#### [Task description]
In which lines of the data does the string "content" appear? Copy every one.

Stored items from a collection

----------------------------------------

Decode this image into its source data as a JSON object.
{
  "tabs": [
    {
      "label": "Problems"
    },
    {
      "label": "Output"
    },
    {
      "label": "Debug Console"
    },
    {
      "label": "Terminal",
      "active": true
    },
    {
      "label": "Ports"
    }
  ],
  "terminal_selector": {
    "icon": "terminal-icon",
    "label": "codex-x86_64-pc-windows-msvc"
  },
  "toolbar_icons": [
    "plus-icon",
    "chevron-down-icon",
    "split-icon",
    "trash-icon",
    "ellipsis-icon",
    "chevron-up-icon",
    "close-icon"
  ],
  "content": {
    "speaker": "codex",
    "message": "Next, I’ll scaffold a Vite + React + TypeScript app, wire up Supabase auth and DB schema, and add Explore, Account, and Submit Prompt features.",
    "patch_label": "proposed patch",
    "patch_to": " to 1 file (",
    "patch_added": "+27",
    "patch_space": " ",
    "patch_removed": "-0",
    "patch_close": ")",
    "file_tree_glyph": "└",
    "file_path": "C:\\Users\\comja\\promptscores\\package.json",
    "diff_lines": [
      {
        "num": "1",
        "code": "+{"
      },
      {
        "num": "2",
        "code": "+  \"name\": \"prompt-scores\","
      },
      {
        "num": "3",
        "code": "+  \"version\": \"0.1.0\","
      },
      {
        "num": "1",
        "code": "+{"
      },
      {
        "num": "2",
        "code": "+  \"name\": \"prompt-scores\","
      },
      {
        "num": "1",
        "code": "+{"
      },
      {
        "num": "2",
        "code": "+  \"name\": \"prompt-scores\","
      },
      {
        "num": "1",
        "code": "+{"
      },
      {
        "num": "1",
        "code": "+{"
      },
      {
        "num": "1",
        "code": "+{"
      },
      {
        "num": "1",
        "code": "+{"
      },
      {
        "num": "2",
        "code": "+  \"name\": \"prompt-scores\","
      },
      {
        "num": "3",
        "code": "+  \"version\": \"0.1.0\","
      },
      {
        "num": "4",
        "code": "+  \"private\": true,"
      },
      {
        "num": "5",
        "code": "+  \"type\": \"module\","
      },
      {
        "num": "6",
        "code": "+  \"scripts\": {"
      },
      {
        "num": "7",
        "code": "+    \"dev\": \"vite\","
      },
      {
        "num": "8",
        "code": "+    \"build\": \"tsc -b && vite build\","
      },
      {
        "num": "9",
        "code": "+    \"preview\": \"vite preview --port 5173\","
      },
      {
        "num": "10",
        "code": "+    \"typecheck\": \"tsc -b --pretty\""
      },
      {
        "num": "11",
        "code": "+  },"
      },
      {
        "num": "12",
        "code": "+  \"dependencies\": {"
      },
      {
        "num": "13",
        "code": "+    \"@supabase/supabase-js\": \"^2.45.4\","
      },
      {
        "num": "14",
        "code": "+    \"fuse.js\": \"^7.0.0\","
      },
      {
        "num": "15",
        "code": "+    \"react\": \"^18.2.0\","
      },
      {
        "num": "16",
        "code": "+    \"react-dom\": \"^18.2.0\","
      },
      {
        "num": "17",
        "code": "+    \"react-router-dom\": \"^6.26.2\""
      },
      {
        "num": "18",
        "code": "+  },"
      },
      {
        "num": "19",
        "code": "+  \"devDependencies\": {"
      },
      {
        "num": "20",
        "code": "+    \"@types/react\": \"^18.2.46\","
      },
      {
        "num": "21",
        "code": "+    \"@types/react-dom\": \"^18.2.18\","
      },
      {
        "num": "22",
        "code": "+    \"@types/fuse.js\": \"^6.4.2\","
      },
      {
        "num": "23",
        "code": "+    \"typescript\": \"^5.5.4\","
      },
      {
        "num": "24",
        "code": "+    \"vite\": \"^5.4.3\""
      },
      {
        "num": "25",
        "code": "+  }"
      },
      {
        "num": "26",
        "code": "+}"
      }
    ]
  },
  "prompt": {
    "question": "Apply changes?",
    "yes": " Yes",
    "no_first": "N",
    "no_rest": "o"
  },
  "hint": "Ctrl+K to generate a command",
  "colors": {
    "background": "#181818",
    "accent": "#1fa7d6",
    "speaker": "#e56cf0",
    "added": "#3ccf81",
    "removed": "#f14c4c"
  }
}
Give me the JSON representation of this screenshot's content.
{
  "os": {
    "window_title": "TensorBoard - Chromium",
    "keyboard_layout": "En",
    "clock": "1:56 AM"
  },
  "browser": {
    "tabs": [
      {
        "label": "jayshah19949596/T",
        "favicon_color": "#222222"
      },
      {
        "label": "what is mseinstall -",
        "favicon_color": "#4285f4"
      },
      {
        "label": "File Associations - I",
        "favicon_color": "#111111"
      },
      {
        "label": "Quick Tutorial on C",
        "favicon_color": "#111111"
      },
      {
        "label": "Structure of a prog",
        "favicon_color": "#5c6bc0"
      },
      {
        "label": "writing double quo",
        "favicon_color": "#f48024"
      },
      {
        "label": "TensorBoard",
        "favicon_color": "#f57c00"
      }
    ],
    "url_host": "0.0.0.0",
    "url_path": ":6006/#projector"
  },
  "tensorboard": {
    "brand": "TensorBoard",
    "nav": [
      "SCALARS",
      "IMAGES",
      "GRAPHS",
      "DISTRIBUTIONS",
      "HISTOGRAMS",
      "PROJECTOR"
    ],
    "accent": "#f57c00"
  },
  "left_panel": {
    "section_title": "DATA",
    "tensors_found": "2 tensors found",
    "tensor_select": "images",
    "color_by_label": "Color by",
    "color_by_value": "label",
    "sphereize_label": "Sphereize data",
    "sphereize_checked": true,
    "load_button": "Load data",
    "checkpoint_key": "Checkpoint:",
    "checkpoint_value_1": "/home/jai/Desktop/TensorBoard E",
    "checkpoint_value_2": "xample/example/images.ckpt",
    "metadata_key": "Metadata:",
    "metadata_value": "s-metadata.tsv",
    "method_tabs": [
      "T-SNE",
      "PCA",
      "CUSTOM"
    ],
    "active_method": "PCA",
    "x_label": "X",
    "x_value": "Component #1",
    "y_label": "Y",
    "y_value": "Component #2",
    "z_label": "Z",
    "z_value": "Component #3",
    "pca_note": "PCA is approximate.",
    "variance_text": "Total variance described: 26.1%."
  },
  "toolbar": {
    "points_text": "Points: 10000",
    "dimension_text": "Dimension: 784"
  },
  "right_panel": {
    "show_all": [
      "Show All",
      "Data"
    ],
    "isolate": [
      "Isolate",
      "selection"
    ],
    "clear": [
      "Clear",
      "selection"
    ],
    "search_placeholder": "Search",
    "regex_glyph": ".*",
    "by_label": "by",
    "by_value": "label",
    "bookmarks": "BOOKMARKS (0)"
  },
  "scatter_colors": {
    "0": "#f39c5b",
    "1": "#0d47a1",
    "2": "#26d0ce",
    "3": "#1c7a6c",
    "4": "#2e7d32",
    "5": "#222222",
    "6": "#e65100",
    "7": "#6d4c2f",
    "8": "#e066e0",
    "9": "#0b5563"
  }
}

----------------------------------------

#### [Response to this exercise]
  "content": {
Give me the JSON representation of this screenshot's content.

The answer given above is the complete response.